28th March 2008, 12:36
I have not long finished reading “The Trial of the Cannibal Dog” by Anne Salmon which centres on the three Pacific voyages of Captain James Cook and with emphasis on Cook and his crew’s relationship with the people of the various Pacific Islands.
Salmon is an NZ anthropologist and historian whom has majored in studies of early European and Pacific Islander’s relationships and her book offers a different perspective to this great man’s history.

To quote from the book’s dustcover flap;

“Anne Salmon shows that the story of these epic South Sea journeys is far more than one of conquest and control. She has devoted a lifetime to the study of relations between Europeans and Polynesians and this startling, rich, stylish book is the result.
In Salmons account, Cook’s great voyages regain their dreamlike quality as they encounter the last major human communities untouched by the wider world.
Far from being little wooden islands of Englishness in a Polynesian sea, his ships and the men in them are as much changed by what happens as the islanders they meet.

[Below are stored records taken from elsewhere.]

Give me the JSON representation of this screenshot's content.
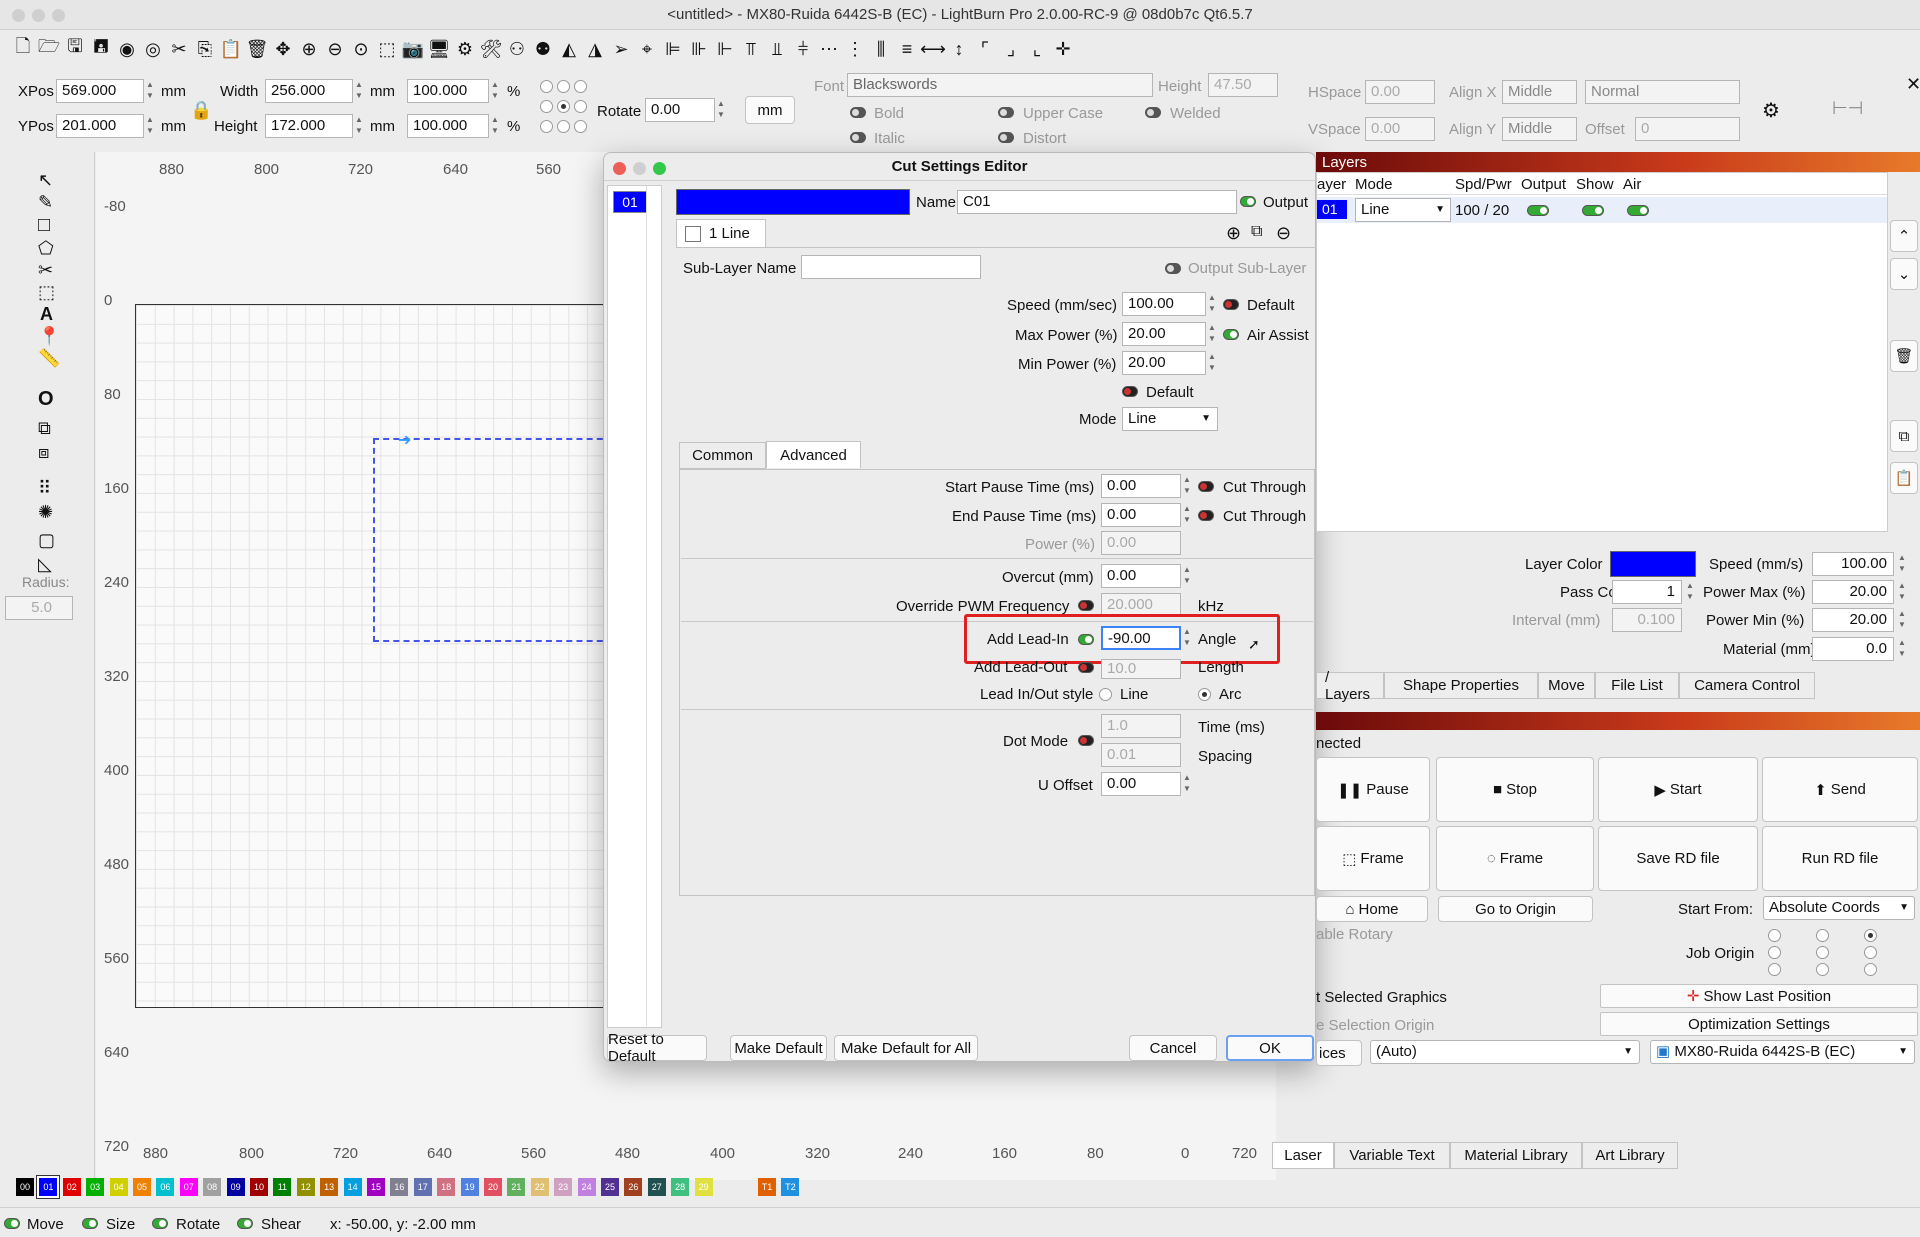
{
  "window": {
    "title": "<untitled> - MX80-Ruida 6442S-B (EC) - LightBurn Pro 2.0.00-RC-9 @ 08d0b7c Qt6.5.7"
  },
  "props": {
    "xpos_label": "XPos",
    "xpos": "569.000",
    "ypos_label": "YPos",
    "ypos": "201.000",
    "unit": "mm",
    "width_label": "Width",
    "width": "256.000",
    "height_label": "Height",
    "height": "172.000",
    "scale_w": "100.000",
    "scale_h": "100.000",
    "pct": "%",
    "rotate_label": "Rotate",
    "rotate": "0.00",
    "mm_button": "mm"
  },
  "font": {
    "font_label": "Font",
    "font": "Blackswords",
    "height_label": "Height",
    "height": "47.50",
    "bold": "Bold",
    "italic": "Italic",
    "upper": "Upper Case",
    "distort": "Distort",
    "welded": "Welded",
    "hspace_label": "HSpace",
    "hspace": "0.00",
    "vspace_label": "VSpace",
    "vspace": "0.00",
    "alignx_label": "Align X",
    "alignx": "Middle",
    "aligny_label": "Align Y",
    "aligny": "Middle",
    "normal": "Normal",
    "offset_label": "Offset",
    "offset": "0"
  },
  "ruler": {
    "top": [
      "880",
      "800",
      "720",
      "640",
      "560"
    ],
    "left": [
      "-80",
      "0",
      "80",
      "160",
      "240",
      "320",
      "400",
      "480",
      "560",
      "640",
      "720"
    ],
    "bottom": [
      "880",
      "800",
      "720",
      "640",
      "560",
      "480",
      "400",
      "320",
      "240",
      "160",
      "80",
      "0",
      "720"
    ]
  },
  "tools": {
    "radius_label": "Radius:",
    "radius": "5.0"
  },
  "dialog": {
    "title": "Cut Settings Editor",
    "layer_item": "01",
    "name_label": "Name",
    "name": "C01",
    "output": "Output",
    "sublayer_tab": "1 Line",
    "sublayer_name_label": "Sub-Layer Name",
    "output_sublayer": "Output Sub-Layer",
    "speed_label": "Speed (mm/sec)",
    "speed": "100.00",
    "default1": "Default",
    "max_power_label": "Max Power (%)",
    "max_power": "20.00",
    "air_assist": "Air Assist",
    "min_power_label": "Min Power (%)",
    "min_power": "20.00",
    "default2": "Default",
    "mode_label": "Mode",
    "mode": "Line",
    "tab_common": "Common",
    "tab_advanced": "Advanced",
    "start_pause_label": "Start Pause Time (ms)",
    "start_pause": "0.00",
    "cut_through1": "Cut Through",
    "end_pause_label": "End Pause Time (ms)",
    "end_pause": "0.00",
    "cut_through2": "Cut Through",
    "power_label": "Power (%)",
    "power": "0.00",
    "overcut_label": "Overcut (mm)",
    "overcut": "0.00",
    "pwm_label": "Override PWM Frequency",
    "pwm": "20.000",
    "khz": "kHz",
    "leadin_label": "Add Lead-In",
    "leadin": "-90.00",
    "angle": "Angle",
    "leadout_label": "Add Lead-Out",
    "leadout": "10.0",
    "length": "Length",
    "style_label": "Lead In/Out style",
    "style_line": "Line",
    "style_arc": "Arc",
    "dot_label": "Dot Mode",
    "dot_time": "1.0",
    "time_ms": "Time (ms)",
    "dot_spacing": "0.01",
    "spacing": "Spacing",
    "uoffset_label": "U Offset",
    "uoffset": "0.00",
    "reset": "Reset to Default",
    "make_default": "Make Default",
    "make_default_all": "Make Default for All",
    "cancel": "Cancel",
    "ok": "OK"
  },
  "layers": {
    "header": "Layers",
    "cols": [
      "ayer",
      "Mode",
      "Spd/Pwr",
      "Output",
      "Show",
      "Air"
    ],
    "row": {
      "num": "01",
      "mode": "Line",
      "spdpwr": "100 / 20"
    },
    "layer_color_label": "Layer Color",
    "speed_label": "Speed (mm/s)",
    "speed": "100.00",
    "pass_label": "Pass Count",
    "pass": "1",
    "pmax_label": "Power Max (%)",
    "pmax": "20.00",
    "interval_label": "Interval (mm)",
    "interval": "0.100",
    "pmin_label": "Power Min (%)",
    "pmin": "20.00",
    "material_label": "Material (mm)",
    "material": "0.0"
  },
  "right_tabs": [
    "/ Layers",
    "Shape Properties",
    "Move",
    "File List",
    "Camera Control"
  ],
  "laser": {
    "status": "nected",
    "pause": "Pause",
    "stop": "Stop",
    "start": "Start",
    "send": "Send",
    "frame1": "Frame",
    "frame2": "Frame",
    "save_rd": "Save RD file",
    "run_rd": "Run RD file",
    "home": "Home",
    "go_origin": "Go to Origin",
    "start_from_label": "Start From:",
    "start_from": "Absolute Coords",
    "rotary": "able Rotary",
    "job_origin": "Job Origin",
    "selected": "t Selected Graphics",
    "show_last": "Show Last Position",
    "sel_origin": "e Selection Origin",
    "opt": "Optimization Settings",
    "devices": "ices",
    "auto": "(Auto)",
    "device": "MX80-Ruida 6442S-B (EC)"
  },
  "bottom_tabs": [
    "Laser",
    "Variable Text",
    "Material Library",
    "Art Library"
  ],
  "palette": [
    {
      "l": "00",
      "c": "#000000"
    },
    {
      "l": "01",
      "c": "#0000ff"
    },
    {
      "l": "02",
      "c": "#e00000"
    },
    {
      "l": "03",
      "c": "#00b000"
    },
    {
      "l": "04",
      "c": "#d0d000"
    },
    {
      "l": "05",
      "c": "#f08000"
    },
    {
      "l": "06",
      "c": "#00c0d0"
    },
    {
      "l": "07",
      "c": "#ff00ff"
    },
    {
      "l": "08",
      "c": "#a0a0a0"
    },
    {
      "l": "09",
      "c": "#0000a0"
    },
    {
      "l": "10",
      "c": "#a00000"
    },
    {
      "l": "11",
      "c": "#008000"
    },
    {
      "l": "12",
      "c": "#909000"
    },
    {
      "l": "13",
      "c": "#c06000"
    },
    {
      "l": "14",
      "c": "#00a0e0"
    },
    {
      "l": "15",
      "c": "#a000c0"
    },
    {
      "l": "16",
      "c": "#808090"
    },
    {
      "l": "17",
      "c": "#6070b0"
    },
    {
      "l": "18",
      "c": "#d07080"
    },
    {
      "l": "19",
      "c": "#5080e0"
    },
    {
      "l": "20",
      "c": "#e05060"
    },
    {
      "l": "21",
      "c": "#60b060"
    },
    {
      "l": "22",
      "c": "#e0c070"
    },
    {
      "l": "23",
      "c": "#d0a0c0"
    },
    {
      "l": "24",
      "c": "#c080e0"
    },
    {
      "l": "25",
      "c": "#503090"
    },
    {
      "l": "26",
      "c": "#a04020"
    },
    {
      "l": "27",
      "c": "#205050"
    },
    {
      "l": "28",
      "c": "#40c080"
    },
    {
      "l": "29",
      "c": "#e0e040"
    },
    {
      "l": "T1",
      "c": "#e06000"
    },
    {
      "l": "T2",
      "c": "#2090e0"
    }
  ],
  "statusbar": {
    "move": "Move",
    "size": "Size",
    "rotate": "Rotate",
    "shear": "Shear",
    "coords": "x: -50.00, y: -2.00 mm"
  },
  "colors": {
    "accent": "#0000ff",
    "highlight": "#e02020"
  }
}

We see them alarmed and entranced by the islanders’ open sexuality, shocked by human sacrifice and cannibalism but also forging relationships with Pacific Island friends and lovers, acquiring tattoos and learning to speak Polynesian languages, with Cook himself granted the status of a high chief in many areas before his violent downfall.”

Several passages in the book detail the sexual relationships between the islanders and ships crew but there is also an inference that Cook, while tolerating these dalliances in the name of overall goodwill and crew stability did not himself accept the many offers of maidens made to him by the various Polynesian chiefs.

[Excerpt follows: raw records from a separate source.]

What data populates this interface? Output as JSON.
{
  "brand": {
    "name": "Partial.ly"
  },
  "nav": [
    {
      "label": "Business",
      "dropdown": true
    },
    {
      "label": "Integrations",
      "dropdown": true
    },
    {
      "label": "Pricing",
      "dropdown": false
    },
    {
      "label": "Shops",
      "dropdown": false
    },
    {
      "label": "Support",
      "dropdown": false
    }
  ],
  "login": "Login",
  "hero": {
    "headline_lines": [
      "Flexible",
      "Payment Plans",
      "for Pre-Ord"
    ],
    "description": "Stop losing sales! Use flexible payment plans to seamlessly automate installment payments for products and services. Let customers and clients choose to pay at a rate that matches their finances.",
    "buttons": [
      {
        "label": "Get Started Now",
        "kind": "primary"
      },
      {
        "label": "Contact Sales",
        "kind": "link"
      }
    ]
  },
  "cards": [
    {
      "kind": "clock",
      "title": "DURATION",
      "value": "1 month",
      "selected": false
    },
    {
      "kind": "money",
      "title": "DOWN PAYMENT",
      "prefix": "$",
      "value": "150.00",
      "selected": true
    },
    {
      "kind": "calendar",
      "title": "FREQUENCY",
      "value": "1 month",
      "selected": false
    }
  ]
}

Man of steel to the end?

31st March 2008, 13:12
From Parkins book on the Endeavour: Four different recordings of the first sighting from the Endeavour of the Australian coast.

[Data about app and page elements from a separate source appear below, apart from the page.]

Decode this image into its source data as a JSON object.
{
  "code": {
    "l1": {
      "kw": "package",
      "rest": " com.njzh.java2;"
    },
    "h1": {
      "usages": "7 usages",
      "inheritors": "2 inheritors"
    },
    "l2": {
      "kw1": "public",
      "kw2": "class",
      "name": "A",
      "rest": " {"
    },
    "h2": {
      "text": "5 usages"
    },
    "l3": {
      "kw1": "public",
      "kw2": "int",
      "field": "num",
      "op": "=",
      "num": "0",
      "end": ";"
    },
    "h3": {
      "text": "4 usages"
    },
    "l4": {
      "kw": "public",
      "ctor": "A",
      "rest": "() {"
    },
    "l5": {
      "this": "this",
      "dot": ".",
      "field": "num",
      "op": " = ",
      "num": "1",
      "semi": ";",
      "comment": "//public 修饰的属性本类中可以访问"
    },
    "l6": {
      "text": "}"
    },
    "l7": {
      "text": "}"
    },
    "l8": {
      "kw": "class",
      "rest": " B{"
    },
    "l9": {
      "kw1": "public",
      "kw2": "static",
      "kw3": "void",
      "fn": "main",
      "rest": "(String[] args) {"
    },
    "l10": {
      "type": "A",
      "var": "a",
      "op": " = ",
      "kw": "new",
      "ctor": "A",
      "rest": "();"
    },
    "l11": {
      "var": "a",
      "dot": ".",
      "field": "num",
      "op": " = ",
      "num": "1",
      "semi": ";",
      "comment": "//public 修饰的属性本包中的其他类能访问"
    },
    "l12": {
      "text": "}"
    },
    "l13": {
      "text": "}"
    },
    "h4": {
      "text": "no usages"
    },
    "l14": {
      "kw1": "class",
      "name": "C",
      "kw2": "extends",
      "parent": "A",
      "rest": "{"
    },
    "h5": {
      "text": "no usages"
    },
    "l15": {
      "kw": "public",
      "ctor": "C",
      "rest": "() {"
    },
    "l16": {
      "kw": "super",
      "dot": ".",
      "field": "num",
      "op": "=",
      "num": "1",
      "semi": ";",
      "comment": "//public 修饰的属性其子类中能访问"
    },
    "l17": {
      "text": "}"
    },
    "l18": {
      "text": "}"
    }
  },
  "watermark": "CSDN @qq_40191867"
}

Ships Log, Thursday, April 19th, 1770.

6 o'clock, speed 3 knots, depth 4 fathoms, Course W b N, Wind SSW.

Saw the land making high, bearing from N.E.b.N. to W.bS.; dist'ce off the nearest shore, 7 or 8 leagues; out all reefs and made sail.

From Cook's journal.
We continued standing to to the westward with the wind at SSW until 8 o'clock at which time we got topgt yards aCross, made all sail and bore away along shore NE for the Easternmost land we had in sight, being at this time in the Latitude of 37 degrees 58 minutes S and Longd of 210 degrees 39 minutes West. The Southermost Point of land we had in sight which bore away from us W1/4S I judged to lay in the latitude of 38 degrees S and in the longitude of 211 degrees 07 minutes W from the meridien of Greenwich. I have named it Point Hicks, because Lieutt Hicks was the first who discovered this land.

Banks' diary
With the first daylight this morn the Land was seen, at 10 it was pretty plainly to be observed; it made sloping hills covered in Part with trees and bushes, but interspersed with large tracts of sand.

Parkinson's diary
We continued on our course, but nothing worthy of note occurred till the 19th, in the morning, and then we discovered the land of New Holland, extending a great way to the south and to the eastward. It is moderately high: part of it appeared to be flat, and covered with sand; but, the weather being foggy, we had not a good view of it. We were obliged to steer E.N.E. to clear it.